Elections for House Republican leadership are heating up, and it has the potential for embarrassment for Speaker John Boehner. Yesterday, BuzzFeed reported that Rep. Tom Price (R-GA) turned down an offer from Boehner for him to back out of his bid for chairman of the House Republican Conference, a nod to his preferred pick, Rep. Cathy McMorris Rogers (R-WA):
According to multiple sources familiar with the situation, Boehner approached the Georgia Republican with the offer hoping to circumvent an ugly fight between Price and Rep. Cathy McMorris Rodgers over chairmanship of the House Republican Conference.
McMorris Rodgers, a key surrogate for Mitt Romney’s failed presidential bid, is favored by leadership. But Price has the backing of conservatives both within the conference and the broader movement, and his bid has threatened to turn the race ugly.
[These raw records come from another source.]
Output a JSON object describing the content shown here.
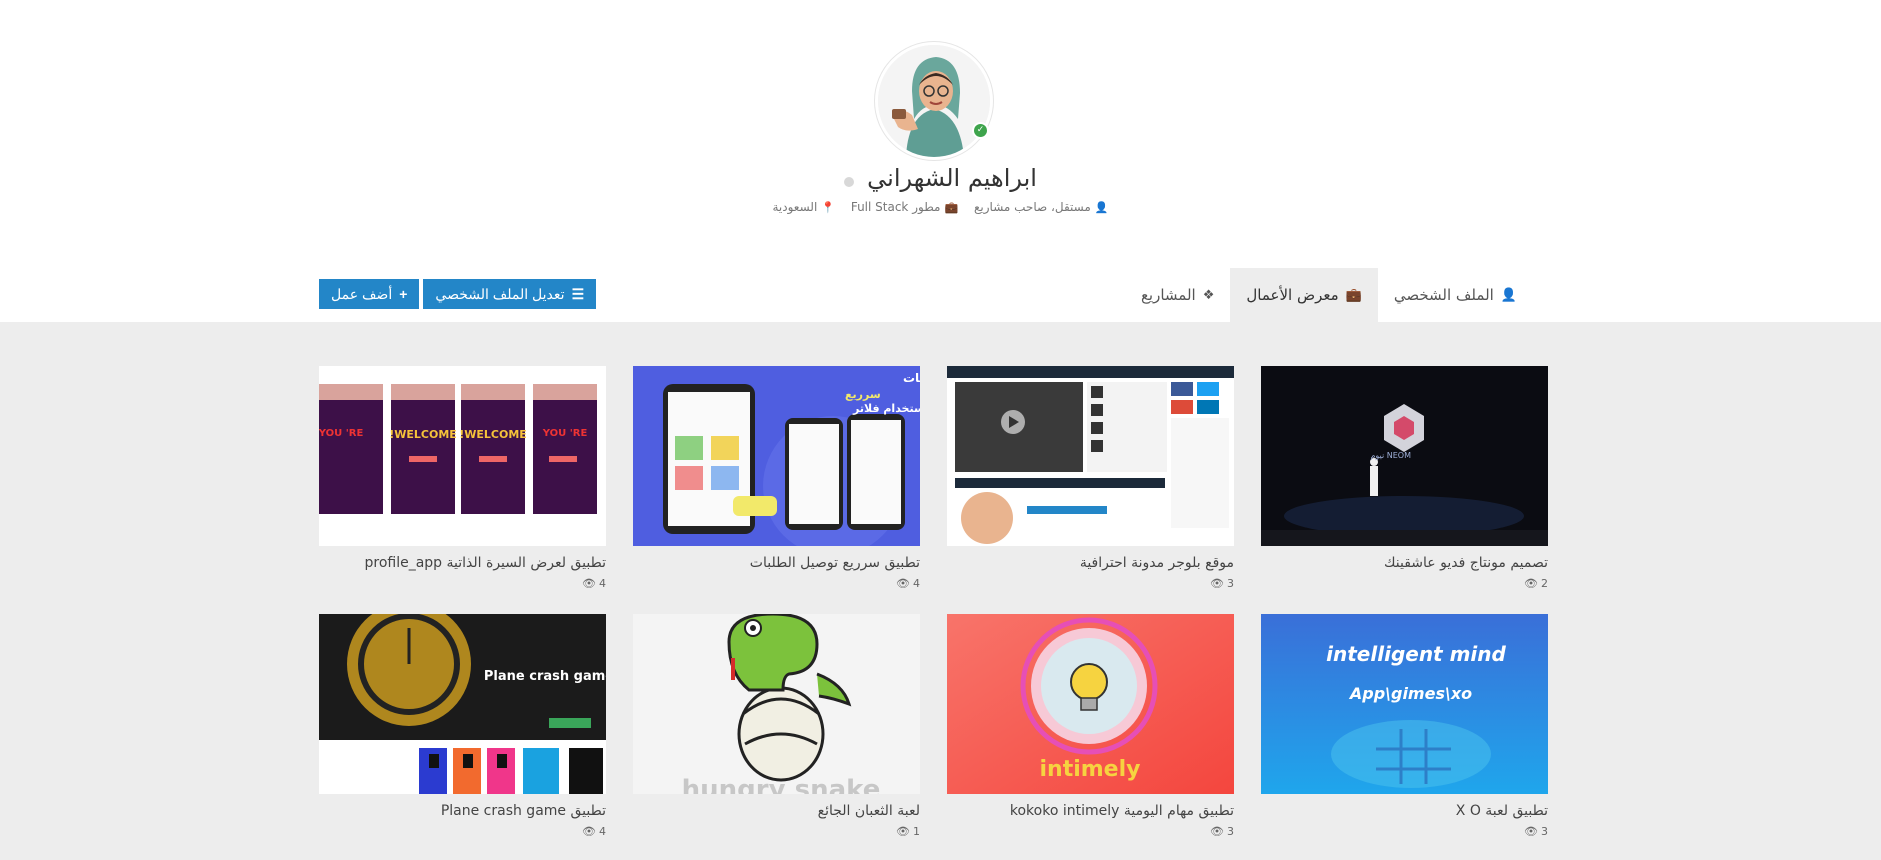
{
  "profile": {
    "name": "ابراهيم الشهراني",
    "role": "مستقل، صاحب مشاريع",
    "job": "مطور Full Stack",
    "location": "السعودية"
  },
  "tabs": [
    {
      "label": "الملف الشخصي",
      "icon": "user-icon",
      "active": false
    },
    {
      "label": "معرض الأعمال",
      "icon": "briefcase-icon",
      "active": true
    },
    {
      "label": "المشاريع",
      "icon": "cubes-icon",
      "active": false
    }
  ],
  "actions": {
    "add_work": "أضف عمل",
    "edit_profile": "تعديل الملف الشخصي"
  },
  "works": [
    {
      "title": "تصميم مونتاج فديو عاشقينك",
      "views": "2",
      "thumb_text": "NEOM نيوم"
    },
    {
      "title": "موقع بلوجر مدونة احترافية",
      "views": "3",
      "thumb_text": ""
    },
    {
      "title": "تطبيق سرريع توصيل الطلبات",
      "views": "4",
      "thumb_text": "تطبيق توصيل الطلبات",
      "thumb_text2": "سرريع",
      "thumb_text3": "باستخدام فلاتر"
    },
    {
      "title": "تطبيق لعرض السيرة الذاتية profile_app",
      "views": "4",
      "thumb_text": "YOU 'RE",
      "thumb_text2": "WELCOME!"
    },
    {
      "title": "تطبيق لعبة X O",
      "views": "3",
      "thumb_text": "intelligent mind",
      "thumb_text2": "App\\gimes\\xo"
    },
    {
      "title": "تطبيق مهام اليومية kokoko intimely",
      "views": "3",
      "thumb_text": "intimely"
    },
    {
      "title": "لعبة الثعبان الجائع",
      "views": "1",
      "thumb_text": "hungry snake"
    },
    {
      "title": "تطبيق Plane crash game",
      "views": "4",
      "thumb_text": "Plane crash game"
    }
  ],
  "colors": {
    "primary_button": "#2386c8",
    "online": "#3ea44c",
    "gallery_bg": "#ededed"
  }
}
According to these sources, Boehner offered to make Price chairman of the Elected Leadership Council, the group of GOP leaders that runs the party in the House. The chairmanship carries prestige, but is not elected and is largely ceremonial since Boehner is in charge of the party.
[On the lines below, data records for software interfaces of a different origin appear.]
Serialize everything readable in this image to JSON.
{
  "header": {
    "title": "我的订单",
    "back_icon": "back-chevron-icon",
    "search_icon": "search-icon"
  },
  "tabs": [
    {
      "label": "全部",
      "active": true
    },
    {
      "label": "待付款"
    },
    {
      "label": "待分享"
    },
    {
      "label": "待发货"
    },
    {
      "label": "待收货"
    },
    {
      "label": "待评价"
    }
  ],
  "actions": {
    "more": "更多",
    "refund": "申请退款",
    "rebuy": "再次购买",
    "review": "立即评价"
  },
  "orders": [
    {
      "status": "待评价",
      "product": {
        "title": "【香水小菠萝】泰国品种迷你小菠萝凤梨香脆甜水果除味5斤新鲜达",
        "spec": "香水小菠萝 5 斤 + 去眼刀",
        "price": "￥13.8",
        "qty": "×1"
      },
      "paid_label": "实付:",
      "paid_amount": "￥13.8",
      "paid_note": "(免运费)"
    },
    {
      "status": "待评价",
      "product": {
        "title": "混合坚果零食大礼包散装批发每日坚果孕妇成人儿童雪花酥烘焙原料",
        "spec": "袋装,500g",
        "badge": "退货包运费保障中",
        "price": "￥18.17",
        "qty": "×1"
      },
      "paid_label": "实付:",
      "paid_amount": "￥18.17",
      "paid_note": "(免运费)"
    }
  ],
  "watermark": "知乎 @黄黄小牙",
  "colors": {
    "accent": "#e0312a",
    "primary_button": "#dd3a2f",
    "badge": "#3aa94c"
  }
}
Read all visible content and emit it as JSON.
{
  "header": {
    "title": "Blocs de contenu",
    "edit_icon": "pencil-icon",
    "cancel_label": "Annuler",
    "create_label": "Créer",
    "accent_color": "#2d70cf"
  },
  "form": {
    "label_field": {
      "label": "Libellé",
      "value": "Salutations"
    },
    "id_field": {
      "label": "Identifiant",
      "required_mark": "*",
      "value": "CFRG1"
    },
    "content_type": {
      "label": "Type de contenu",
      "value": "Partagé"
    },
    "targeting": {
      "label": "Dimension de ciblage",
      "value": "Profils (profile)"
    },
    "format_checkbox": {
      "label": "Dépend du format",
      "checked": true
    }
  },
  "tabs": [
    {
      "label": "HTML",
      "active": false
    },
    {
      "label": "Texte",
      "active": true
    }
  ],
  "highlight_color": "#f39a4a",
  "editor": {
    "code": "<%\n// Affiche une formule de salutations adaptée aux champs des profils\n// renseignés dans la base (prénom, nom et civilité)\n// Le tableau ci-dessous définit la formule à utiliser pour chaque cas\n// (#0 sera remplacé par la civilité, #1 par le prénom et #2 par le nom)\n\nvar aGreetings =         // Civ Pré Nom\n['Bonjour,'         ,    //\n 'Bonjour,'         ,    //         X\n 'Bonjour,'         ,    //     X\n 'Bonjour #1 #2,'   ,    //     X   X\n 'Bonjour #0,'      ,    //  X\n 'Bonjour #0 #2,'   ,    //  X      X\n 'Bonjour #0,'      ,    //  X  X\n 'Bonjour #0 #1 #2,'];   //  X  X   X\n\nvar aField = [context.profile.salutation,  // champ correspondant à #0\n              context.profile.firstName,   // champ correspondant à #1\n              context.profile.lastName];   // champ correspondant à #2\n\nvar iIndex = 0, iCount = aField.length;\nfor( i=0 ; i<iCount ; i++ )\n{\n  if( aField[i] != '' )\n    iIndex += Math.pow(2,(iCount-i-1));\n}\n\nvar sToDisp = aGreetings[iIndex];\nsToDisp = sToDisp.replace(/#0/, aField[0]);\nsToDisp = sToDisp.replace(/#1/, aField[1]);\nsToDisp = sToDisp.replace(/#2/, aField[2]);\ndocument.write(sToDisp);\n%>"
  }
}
But Boehner’s proposal came with a catch — Price would have to swear loyalty to leadership and promise not to break with them over the next two years.
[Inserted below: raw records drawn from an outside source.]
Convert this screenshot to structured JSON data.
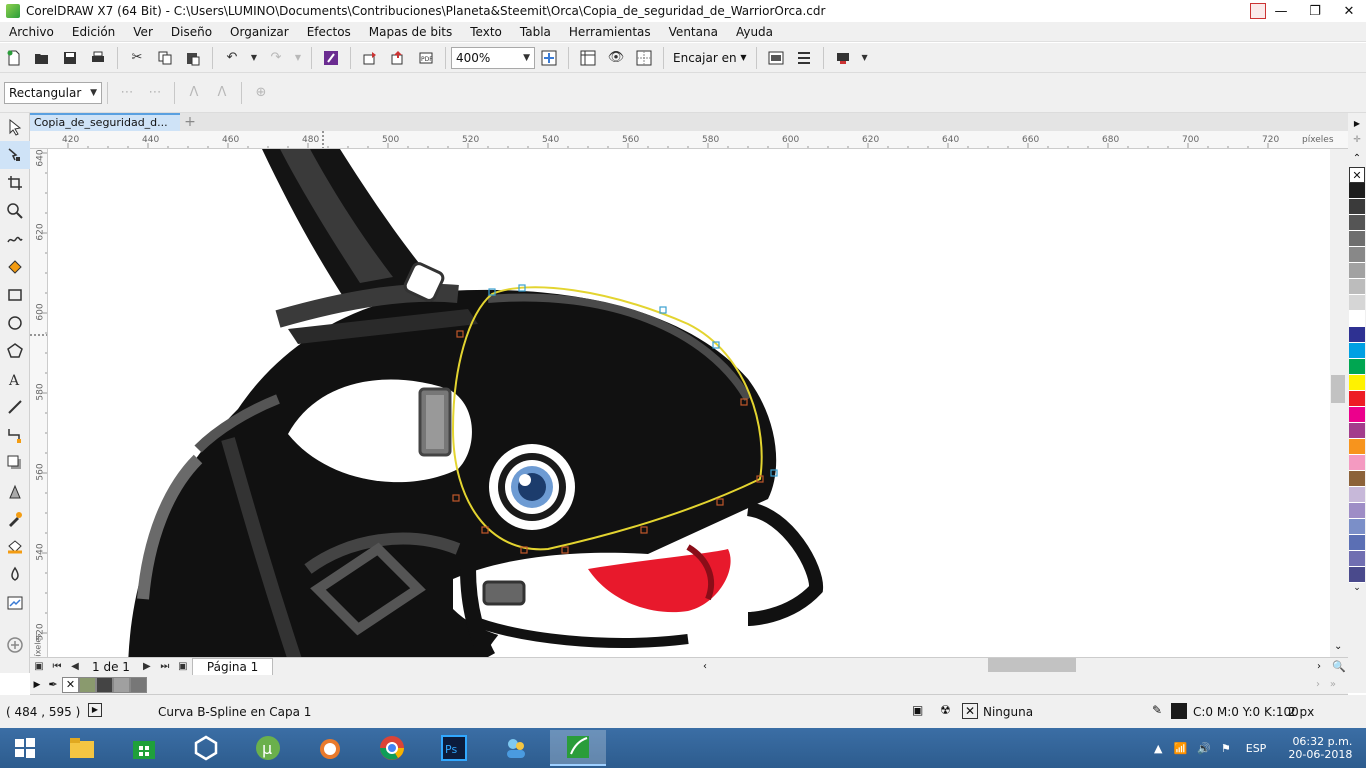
{
  "window": {
    "title": "CorelDRAW X7 (64 Bit) - C:\\Users\\LUMINO\\Documents\\Contribuciones\\Planeta&Steemit\\Orca\\Copia_de_seguridad_de_WarriorOrca.cdr",
    "minimize": "—",
    "maximize": "❐",
    "close": "✕"
  },
  "menu": [
    "Archivo",
    "Edición",
    "Ver",
    "Diseño",
    "Organizar",
    "Efectos",
    "Mapas de bits",
    "Texto",
    "Tabla",
    "Herramientas",
    "Ventana",
    "Ayuda"
  ],
  "toolbar": {
    "zoom_value": "400%",
    "snap_label": "Encajar en"
  },
  "propbar": {
    "mode_value": "Rectangular"
  },
  "document": {
    "tab_label": "Copia_de_seguridad_d...",
    "add_tab": "+"
  },
  "hruler": {
    "unit": "píxeles",
    "ticks": [
      "420",
      "440",
      "460",
      "480",
      "500",
      "520",
      "540",
      "560",
      "580",
      "600",
      "620",
      "640",
      "660",
      "680",
      "700",
      "720"
    ]
  },
  "vruler": {
    "unit": "píxeles",
    "ticks": [
      "640",
      "620",
      "600",
      "580",
      "560",
      "540",
      "520"
    ]
  },
  "pagenav": {
    "page_of": "1 de 1",
    "page_tab": "Página 1"
  },
  "palette_colors": [
    "#1e1e1e",
    "#3a3a3a",
    "#555555",
    "#6e6e6e",
    "#888888",
    "#a2a2a2",
    "#bcbcbc",
    "#d6d6d6",
    "#ffffff",
    "#2e3192",
    "#00a0e3",
    "#00a651",
    "#fff200",
    "#ed1c24",
    "#ec008c",
    "#a33c8c",
    "#f7941d",
    "#f49ac1",
    "#8c6239",
    "#c7b8d9",
    "#9e8dc6",
    "#7b8fc8",
    "#5b6fb4",
    "#706eb1",
    "#4a4a8c"
  ],
  "doc_palette": [
    "#8a9a6e",
    "#444444",
    "#a0a0a0",
    "#777777"
  ],
  "status": {
    "coords": "( 484 , 595 )",
    "object_info": "Curva B-Spline en Capa 1",
    "fill_label": "Ninguna",
    "outline_color": "C:0 M:0 Y:0 K:100",
    "outline_width": "2 px"
  },
  "taskbar": {
    "language": "ESP",
    "time": "06:32 p.m.",
    "date": "20-06-2018"
  }
}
Price, a doctor and former chairman of the Republican Study Committee, has been fairly consistent in pushing fiscally conservative principles in the House. He was one of the fiercest opponents of ObamaCare and has been known to vote against leadership from time to time.
This fairly important because Boehner has been asking his caucus for their support as they dive into negoiations with the White House and Senate Democrats over the debt ceiling. Price’s nod of support would be helpful to get conservatives in the House on board in the event of a potential deal.
Making this even more interesting is FreedomWorks endorsing Price’s bid for Republican Conference chair. Price has a 91% lifetime score with FreedomWorks (88% this year). Price also scored an 86% on the Club for Growth’s most recent scorecard. McMorris Rogers, on the other hand, has a lifetime score of 75% from FreedomWorks (56% this year) and 61% on Club for Growth’s most recent scorecard.
Wheeling and dealing isn’t needed if Boehner and company don’t have something up their sleeves. If the battle is between those who will stick behind fiscally conservative principles and those who would sell them out for political convenience, as Boehner may do as they approach the “fiscal cliff,” the choice is pretty clear here.